Meeks topped out with a 46-point performance on nine three-pointers against Appalachian State, and followed it up with a 32-point showing against Tennessee State, highlighted by hitting seven threes in the first half. 

In Billy Gillispie’s offense, Meeks still plays second fiddle to Patrick Patterson, who has made easy work of the light December schedule and little competition in the post.  Patterson has dominated the paint to the tune of multiple double-doubles over this stretch, leaving little doubt that he has returned to 100 percent after offseason ankle surgery.
With SEC play quickly approaching, where do the Wildcats stack up in the conference?  Nearly all will agree that the SEC is horrifically down this year; Tennessee is the only team on the national radar currently, and the SEC West exists as a cesspool of NIT-bound teams, at best. 

Therefore, Kentucky has a favorable chance of contending for an SEC title by default.  Tennessee, Florida, and Arkansas will be the top competitors, and there will inevitably be a shocking contender or two as the season unfolds.  The SEC, while not being the “best” league, will not lack excitement.
But for Kentucky to assume its throne of SEC supremacy, which it abdicated in 2006 and has not recovered, several questions must be answered. 

One, a third scorer must be found to accompany Meeks and Patterson.  The preferred candidates would be talented freshmen DeAndre Liggins and Darius Miller, but both have looked a bit shaky on the offensive end as of late, particularly Miller. 

Two, get forward Ramon Harris healthy.  Harris has been in and out of the lineup since his frightening neck injury against Lamar, and his absence will hurt the Cats defensively.  The junior from Alaska is by far the Cats’ best perimeter defender. 

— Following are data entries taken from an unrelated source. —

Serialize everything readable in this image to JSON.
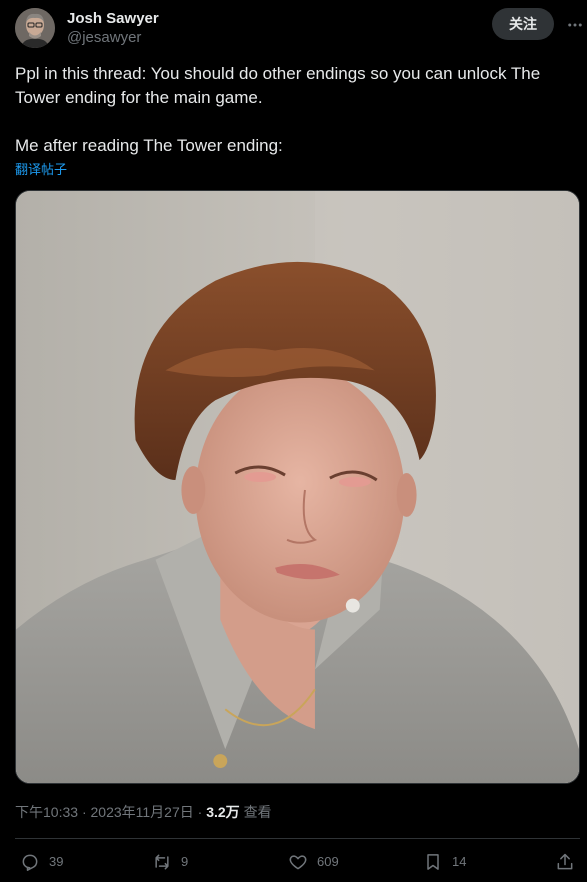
{
  "author": {
    "name": "Josh Sawyer",
    "handle": "@jesawyer"
  },
  "follow_label": "关注",
  "tweet": {
    "text": "Ppl in this thread: You should do other endings so you can unlock The Tower ending for the main game.\n\nMe after reading The Tower ending:",
    "translate_label": "翻译帖子"
  },
  "meta": {
    "time": "下午10:33",
    "separator": "·",
    "date": "2023年11月27日",
    "views_count": "3.2万",
    "views_label": "查看"
  },
  "actions": {
    "replies": "39",
    "retweets": "9",
    "likes": "609",
    "bookmarks": "14"
  },
  "icons": {
    "reply": "reply-icon",
    "retweet": "retweet-icon",
    "like": "heart-icon",
    "bookmark": "bookmark-icon",
    "share": "share-icon",
    "more": "more-icon"
  },
  "colors": {
    "background": "#000000",
    "text": "#e7e9ea",
    "secondary": "#71767b",
    "link": "#1d9bf0",
    "border": "#2f3336"
  }
}
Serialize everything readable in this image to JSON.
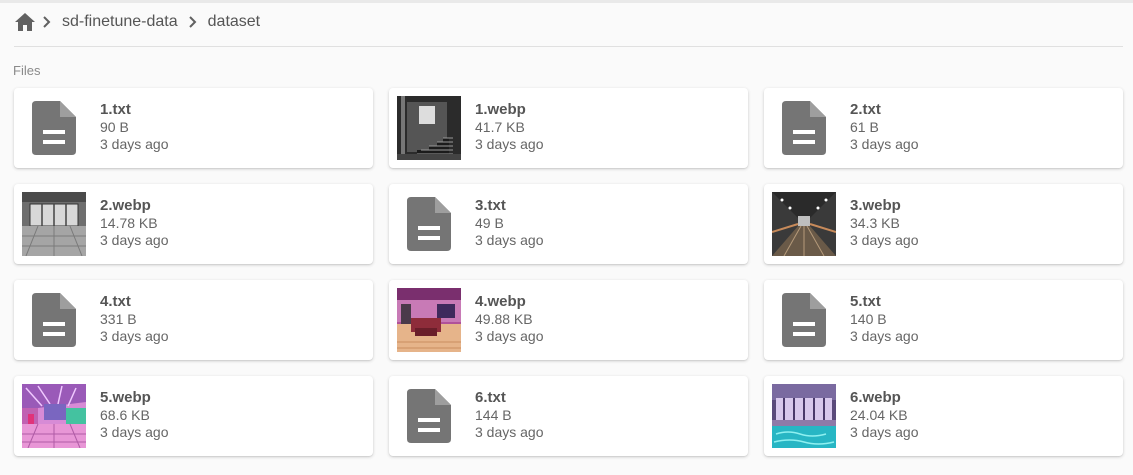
{
  "breadcrumb": {
    "home_icon": "home-icon",
    "items": [
      {
        "label": "sd-finetune-data"
      },
      {
        "label": "dataset"
      }
    ]
  },
  "section_label": "Files",
  "files": [
    {
      "name": "1.txt",
      "size": "90 B",
      "date": "3 days ago",
      "kind": "text",
      "thumb": "file-document-icon"
    },
    {
      "name": "1.webp",
      "size": "41.7 KB",
      "date": "3 days ago",
      "kind": "image",
      "thumb": "stairs-photo-thumbnail"
    },
    {
      "name": "2.txt",
      "size": "61 B",
      "date": "3 days ago",
      "kind": "text",
      "thumb": "file-document-icon"
    },
    {
      "name": "2.webp",
      "size": "14.78 KB",
      "date": "3 days ago",
      "kind": "image",
      "thumb": "empty-room-photo-thumbnail"
    },
    {
      "name": "3.txt",
      "size": "49 B",
      "date": "3 days ago",
      "kind": "text",
      "thumb": "file-document-icon"
    },
    {
      "name": "3.webp",
      "size": "34.3 KB",
      "date": "3 days ago",
      "kind": "image",
      "thumb": "corridor-photo-thumbnail"
    },
    {
      "name": "4.txt",
      "size": "331 B",
      "date": "3 days ago",
      "kind": "text",
      "thumb": "file-document-icon"
    },
    {
      "name": "4.webp",
      "size": "49.88 KB",
      "date": "3 days ago",
      "kind": "image",
      "thumb": "pink-lounge-photo-thumbnail"
    },
    {
      "name": "5.txt",
      "size": "140 B",
      "date": "3 days ago",
      "kind": "text",
      "thumb": "file-document-icon"
    },
    {
      "name": "5.webp",
      "size": "68.6 KB",
      "date": "3 days ago",
      "kind": "image",
      "thumb": "neon-hall-photo-thumbnail"
    },
    {
      "name": "6.txt",
      "size": "144 B",
      "date": "3 days ago",
      "kind": "text",
      "thumb": "file-document-icon"
    },
    {
      "name": "6.webp",
      "size": "24.04 KB",
      "date": "3 days ago",
      "kind": "image",
      "thumb": "pool-room-photo-thumbnail"
    }
  ]
}
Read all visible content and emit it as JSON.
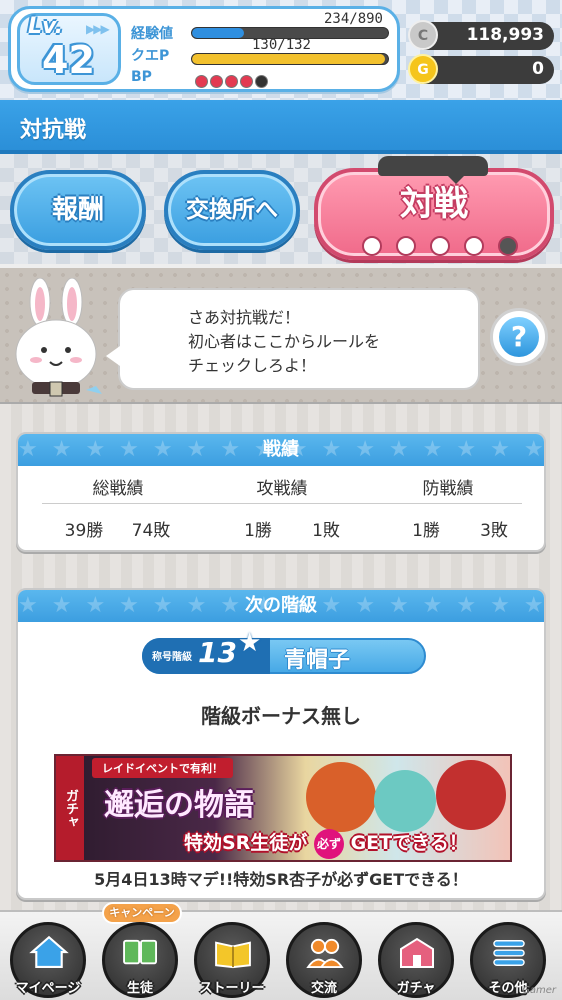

Three, defend dribble penetration more effectively.  VMI beat them and Florida Atlantic nearly upset them due to it, and more athletic teams from the SEC (and Louisville) will look to break down the Cats defensively.  Kentucky has been stout on the defensive end this month, but has that been a product of the schedule?
We will begin to find out on Sunday afternoon.